[[ MATERIAL TO PROCESS open ]]
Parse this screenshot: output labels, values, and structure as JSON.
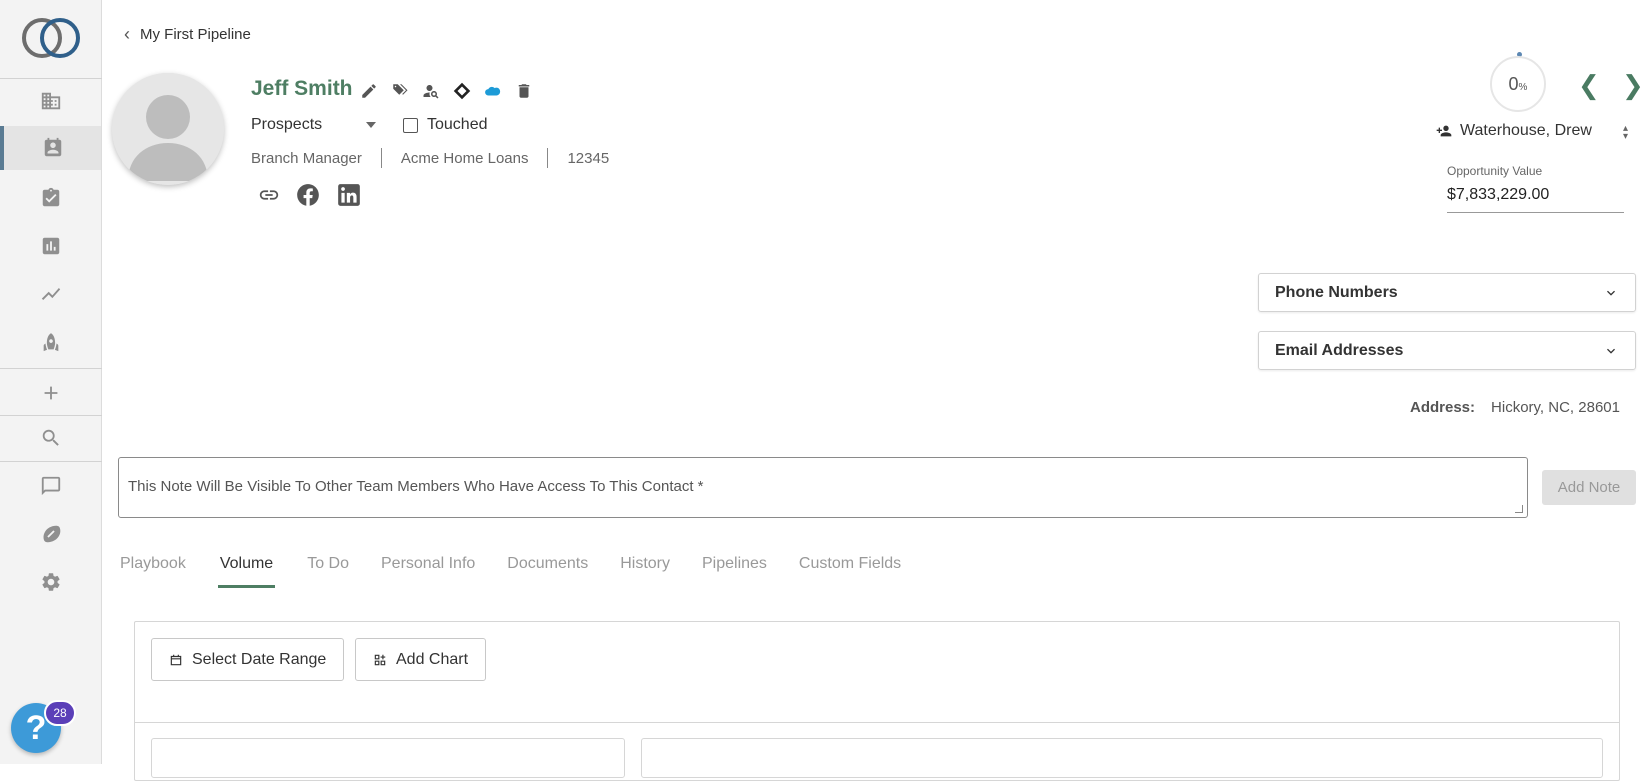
{
  "sidebar": {
    "logo": "ring-logo",
    "items": [
      {
        "icon": "building-icon"
      },
      {
        "icon": "contact-card-icon",
        "active": true
      },
      {
        "icon": "clipboard-check-icon"
      },
      {
        "icon": "bar-chart-icon"
      },
      {
        "icon": "trending-line-icon"
      },
      {
        "icon": "rocket-icon"
      },
      {
        "icon": "plus-icon"
      },
      {
        "icon": "search-icon"
      },
      {
        "icon": "chat-icon"
      },
      {
        "icon": "football-icon"
      },
      {
        "icon": "gear-icon"
      }
    ],
    "help_label": "?",
    "help_badge": "28"
  },
  "header": {
    "back_label": "My First Pipeline",
    "contact_name": "Jeff Smith",
    "name_icons": [
      "edit-icon",
      "tags-icon",
      "person-search-icon",
      "diamond-icon",
      "salesforce-cloud-icon",
      "trash-icon"
    ],
    "status": "Prospects",
    "touched_label": "Touched",
    "touched": false,
    "title": "Branch Manager",
    "company": "Acme Home Loans",
    "id_number": "12345",
    "social_icons": [
      "link-icon",
      "facebook-icon",
      "linkedin-icon"
    ]
  },
  "right": {
    "progress_value": "0",
    "progress_unit": "%",
    "owner": "Waterhouse, Drew",
    "opportunity_label": "Opportunity Value",
    "opportunity_value": "$7,833,229.00",
    "phone_label": "Phone Numbers",
    "email_label": "Email Addresses",
    "address_label": "Address:",
    "address_value": "Hickory, NC, 28601"
  },
  "note": {
    "placeholder": "This Note Will Be Visible To Other Team Members Who Have Access To This Contact *",
    "add_label": "Add Note"
  },
  "tabs": [
    {
      "label": "Playbook"
    },
    {
      "label": "Volume",
      "active": true
    },
    {
      "label": "To Do"
    },
    {
      "label": "Personal Info"
    },
    {
      "label": "Documents"
    },
    {
      "label": "History"
    },
    {
      "label": "Pipelines"
    },
    {
      "label": "Custom Fields"
    }
  ],
  "panel": {
    "date_range_label": "Select Date Range",
    "add_chart_label": "Add Chart"
  },
  "colors": {
    "accent_green": "#4e7e63",
    "help_blue": "#3d9ad8",
    "badge_purple": "#5b3fb8"
  }
}
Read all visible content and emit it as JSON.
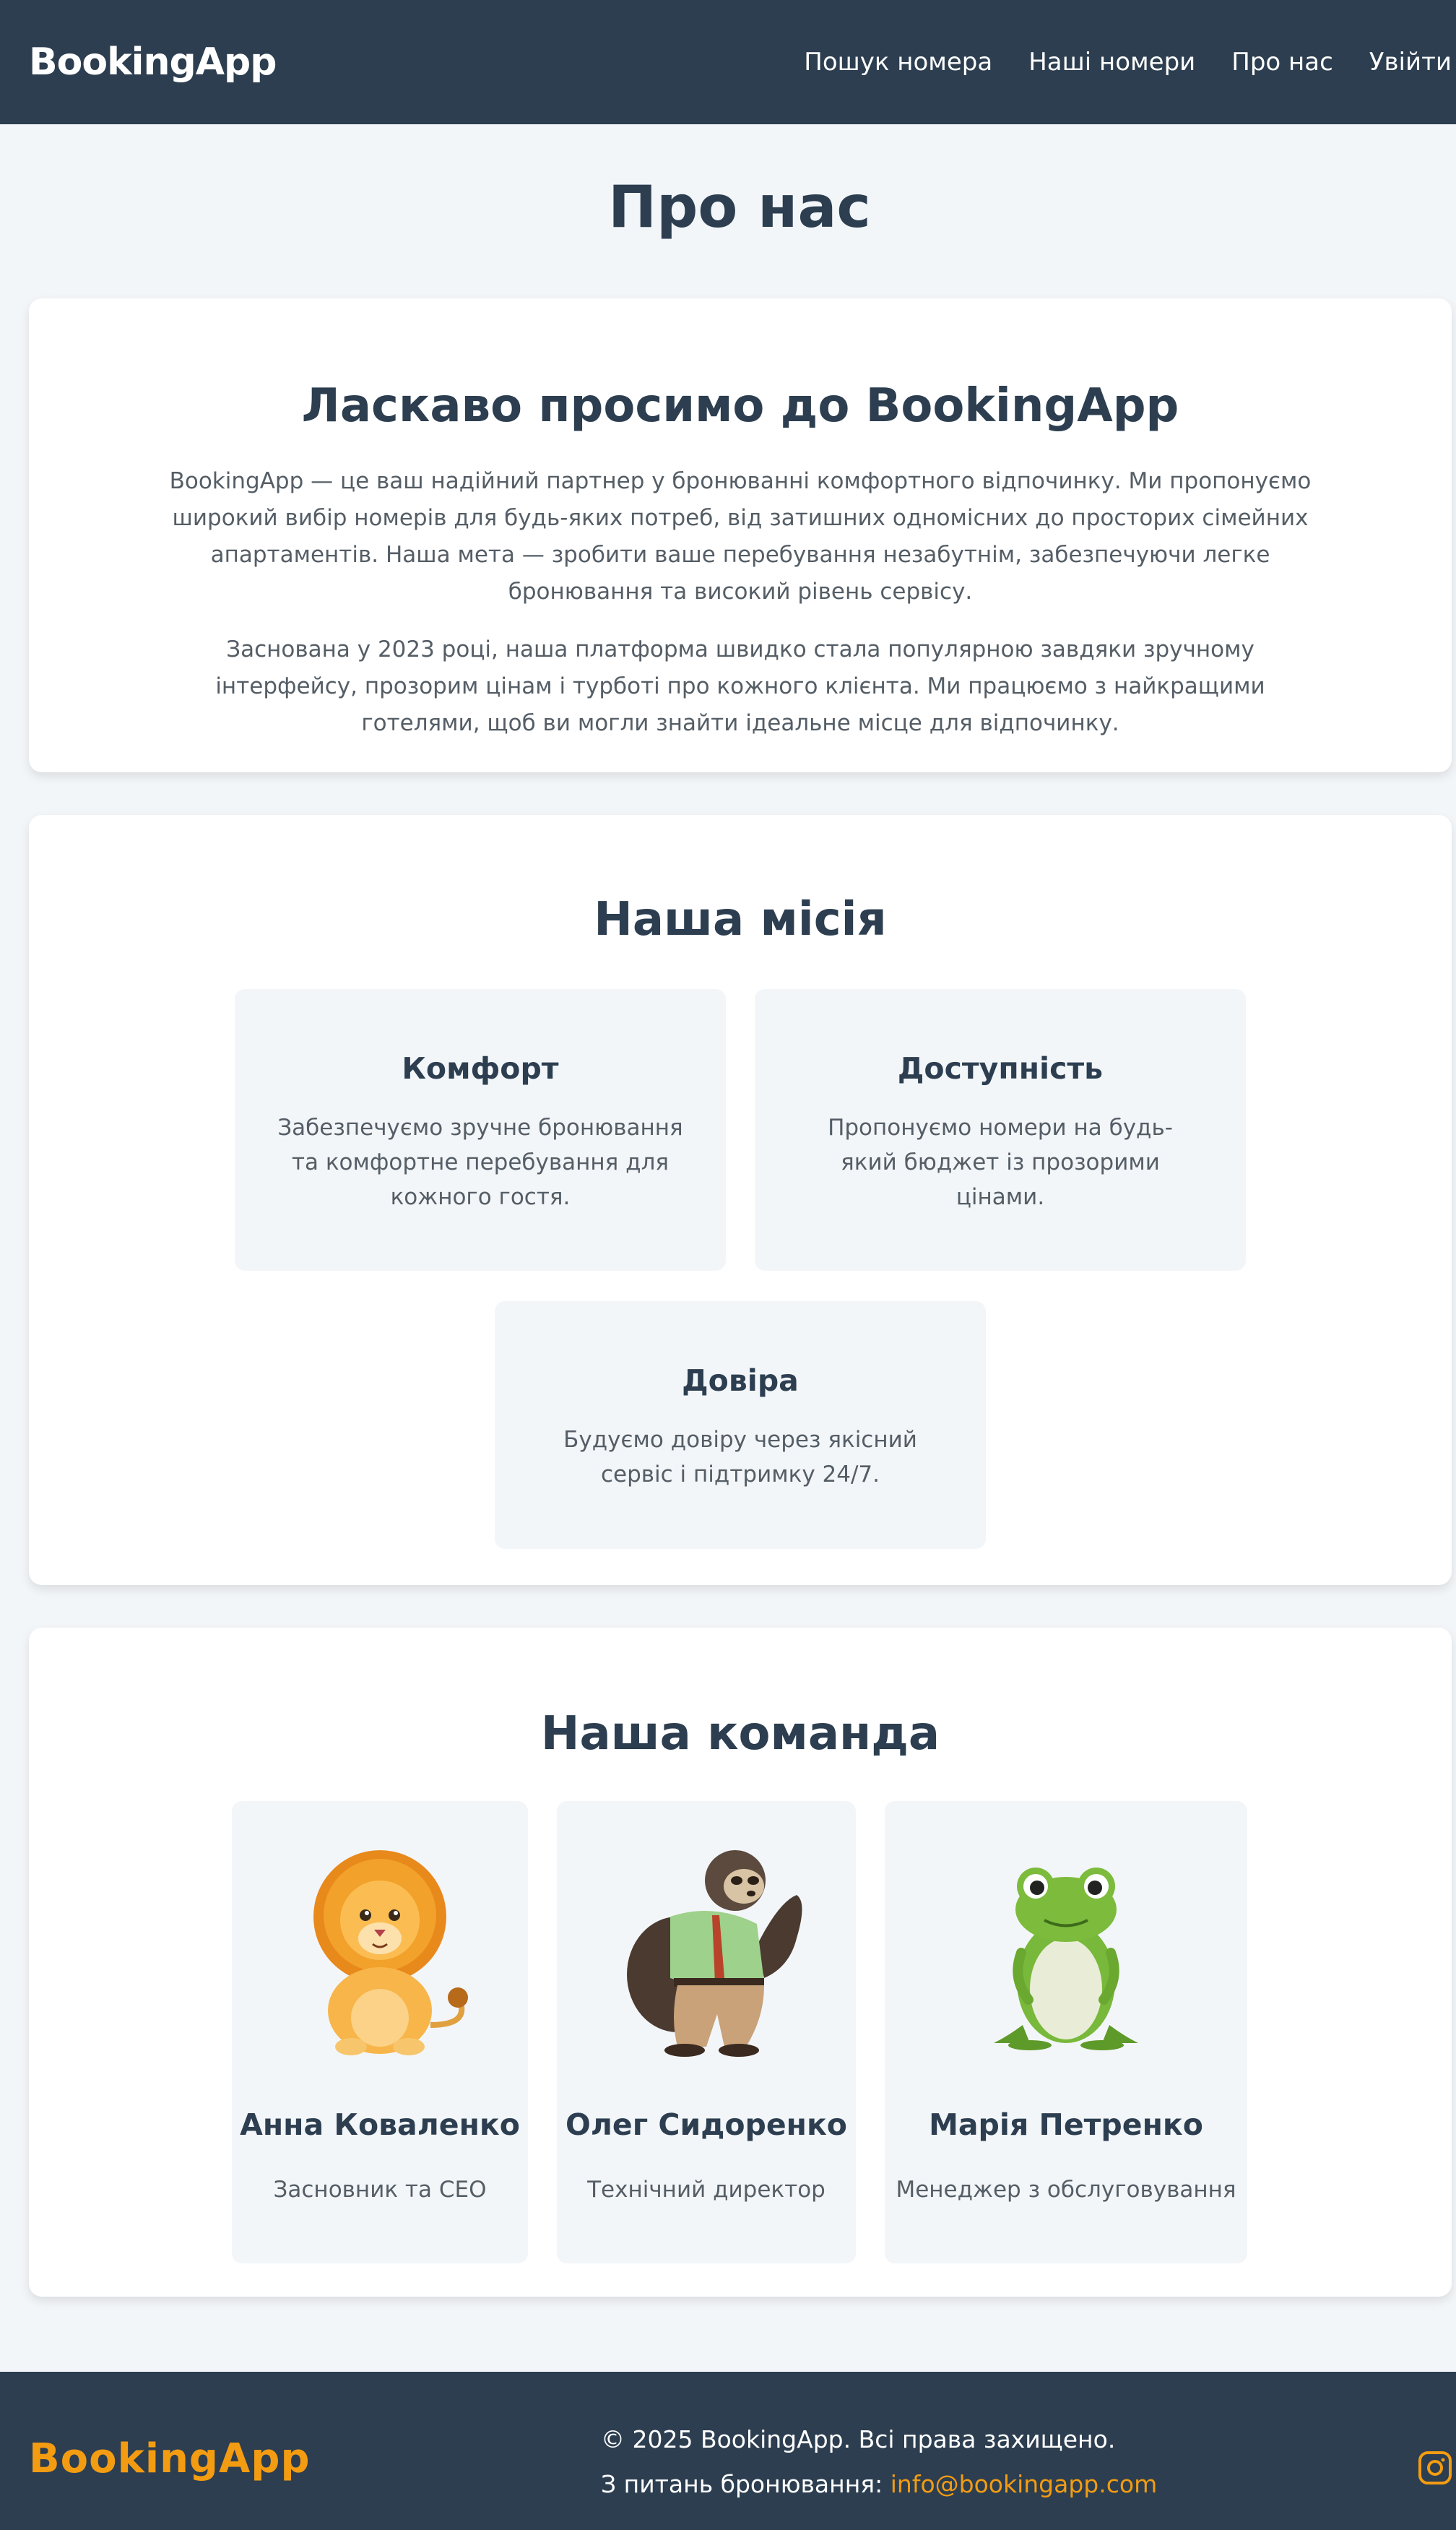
{
  "header": {
    "logo": "BookingApp",
    "nav": [
      "Пошук номера",
      "Наші номери",
      "Про нас",
      "Увійти"
    ]
  },
  "page_title": "Про нас",
  "about": {
    "title_prefix": "Ласкаво просимо до ",
    "title_brand": "BookingApp",
    "p1": "BookingApp — це ваш надійний партнер у бронюванні комфортного відпочинку. Ми пропонуємо широкий вибір номерів для будь-яких потреб, від затишних одномісних до просторих сімейних апартаментів. Наша мета — зробити ваше перебування незабутнім, забезпечуючи легке бронювання та високий рівень сервісу.",
    "p2": "Заснована у 2023 році, наша платформа швидко стала популярною завдяки зручному інтерфейсу, прозорим цінам і турботі про кожного клієнта. Ми працюємо з найкращими готелями, щоб ви могли знайти ідеальне місце для відпочинку."
  },
  "mission": {
    "title": "Наша місія",
    "items": [
      {
        "title": "Комфорт",
        "text": "Забезпечуємо зручне бронювання та комфортне перебування для кожного гостя."
      },
      {
        "title": "Доступність",
        "text": "Пропонуємо номери на будь-який бюджет із прозорими цінами."
      },
      {
        "title": "Довіра",
        "text": "Будуємо довіру через якісний сервіс і підтримку 24/7."
      }
    ]
  },
  "team": {
    "title": "Наша команда",
    "members": [
      {
        "name": "Анна Коваленко",
        "role": "Засновник та CEO",
        "avatar": "lion-icon"
      },
      {
        "name": "Олег Сидоренко",
        "role": "Технічний директор",
        "avatar": "sloth-icon"
      },
      {
        "name": "Марія Петренко",
        "role": "Менеджер з обслуговування",
        "avatar": "frog-icon"
      }
    ]
  },
  "footer": {
    "logo": "BookingApp",
    "copyright": "© 2025 BookingApp. Всі права захищено.",
    "contact_label": "З питань бронювання: ",
    "email": "info@bookingapp.com",
    "social_icon": "instagram-icon"
  },
  "colors": {
    "header_bg": "#2c3e50",
    "accent": "#f39c12",
    "page_bg": "#f3f6f9",
    "card_bg": "#ffffff"
  }
}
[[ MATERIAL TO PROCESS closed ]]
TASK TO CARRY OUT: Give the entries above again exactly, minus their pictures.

EXERCISE ANSWER:
Parse this screenshot: output labels, values, and structure as JSON.
{
  "sidebar": {
    "logo": "ring-logo",
    "items": [
      {
        "icon": "building-icon"
      },
      {
        "icon": "contact-card-icon",
        "active": true
      },
      {
        "icon": "clipboard-check-icon"
      },
      {
        "icon": "bar-chart-icon"
      },
      {
        "icon": "trending-line-icon"
      },
      {
        "icon": "rocket-icon"
      },
      {
        "icon": "plus-icon"
      },
      {
        "icon": "search-icon"
      },
      {
        "icon": "chat-icon"
      },
      {
        "icon": "football-icon"
      },
      {
        "icon": "gear-icon"
      }
    ],
    "help_label": "?",
    "help_badge": "28"
  },
  "header": {
    "back_label": "My First Pipeline",
    "contact_name": "Jeff Smith",
    "name_icons": [
      "edit-icon",
      "tags-icon",
      "person-search-icon",
      "diamond-icon",
      "salesforce-cloud-icon",
      "trash-icon"
    ],
    "status": "Prospects",
    "touched_label": "Touched",
    "touched": false,
    "title": "Branch Manager",
    "company": "Acme Home Loans",
    "id_number": "12345",
    "social_icons": [
      "link-icon",
      "facebook-icon",
      "linkedin-icon"
    ]
  },
  "right": {
    "progress_value": "0",
    "progress_unit": "%",
    "owner": "Waterhouse, Drew",
    "opportunity_label": "Opportunity Value",
    "opportunity_value": "$7,833,229.00",
    "phone_label": "Phone Numbers",
    "email_label": "Email Addresses",
    "address_label": "Address:",
    "address_value": "Hickory, NC, 28601"
  },
  "note": {
    "placeholder": "This Note Will Be Visible To Other Team Members Who Have Access To This Contact *",
    "add_label": "Add Note"
  },
  "tabs": [
    {
      "label": "Playbook"
    },
    {
      "label": "Volume",
      "active": true
    },
    {
      "label": "To Do"
    },
    {
      "label": "Personal Info"
    },
    {
      "label": "Documents"
    },
    {
      "label": "History"
    },
    {
      "label": "Pipelines"
    },
    {
      "label": "Custom Fields"
    }
  ],
  "panel": {
    "date_range_label": "Select Date Range",
    "add_chart_label": "Add Chart"
  },
  "colors": {
    "accent_green": "#4e7e63",
    "help_blue": "#3d9ad8",
    "badge_purple": "#5b3fb8"
  }
}
Read all visible content and emit it as JSON.
{
  "header": {
    "logo": "BookingApp",
    "nav": [
      "Пошук номера",
      "Наші номери",
      "Про нас",
      "Увійти"
    ]
  },
  "page_title": "Про нас",
  "about": {
    "title_prefix": "Ласкаво просимо до ",
    "title_brand": "BookingApp",
    "p1": "BookingApp — це ваш надійний партнер у бронюванні комфортного відпочинку. Ми пропонуємо широкий вибір номерів для будь-яких потреб, від затишних одномісних до просторих сімейних апартаментів. Наша мета — зробити ваше перебування незабутнім, забезпечуючи легке бронювання та високий рівень сервісу.",
    "p2": "Заснована у 2023 році, наша платформа швидко стала популярною завдяки зручному інтерфейсу, прозорим цінам і турботі про кожного клієнта. Ми працюємо з найкращими готелями, щоб ви могли знайти ідеальне місце для відпочинку."
  },
  "mission": {
    "title": "Наша місія",
    "items": [
      {
        "title": "Комфорт",
        "text": "Забезпечуємо зручне бронювання та комфортне перебування для кожного гостя."
      },
      {
        "title": "Доступність",
        "text": "Пропонуємо номери на будь-який бюджет із прозорими цінами."
      },
      {
        "title": "Довіра",
        "text": "Будуємо довіру через якісний сервіс і підтримку 24/7."
      }
    ]
  },
  "team": {
    "title": "Наша команда",
    "members": [
      {
        "name": "Анна Коваленко",
        "role": "Засновник та CEO",
        "avatar": "lion-icon"
      },
      {
        "name": "Олег Сидоренко",
        "role": "Технічний директор",
        "avatar": "sloth-icon"
      },
      {
        "name": "Марія Петренко",
        "role": "Менеджер з обслуговування",
        "avatar": "frog-icon"
      }
    ]
  },
  "footer": {
    "logo": "BookingApp",
    "copyright": "© 2025 BookingApp. Всі права захищено.",
    "contact_label": "З питань бронювання: ",
    "email": "info@bookingapp.com",
    "social_icon": "instagram-icon"
  },
  "colors": {
    "header_bg": "#2c3e50",
    "accent": "#f39c12",
    "page_bg": "#f3f6f9",
    "card_bg": "#ffffff"
  }
}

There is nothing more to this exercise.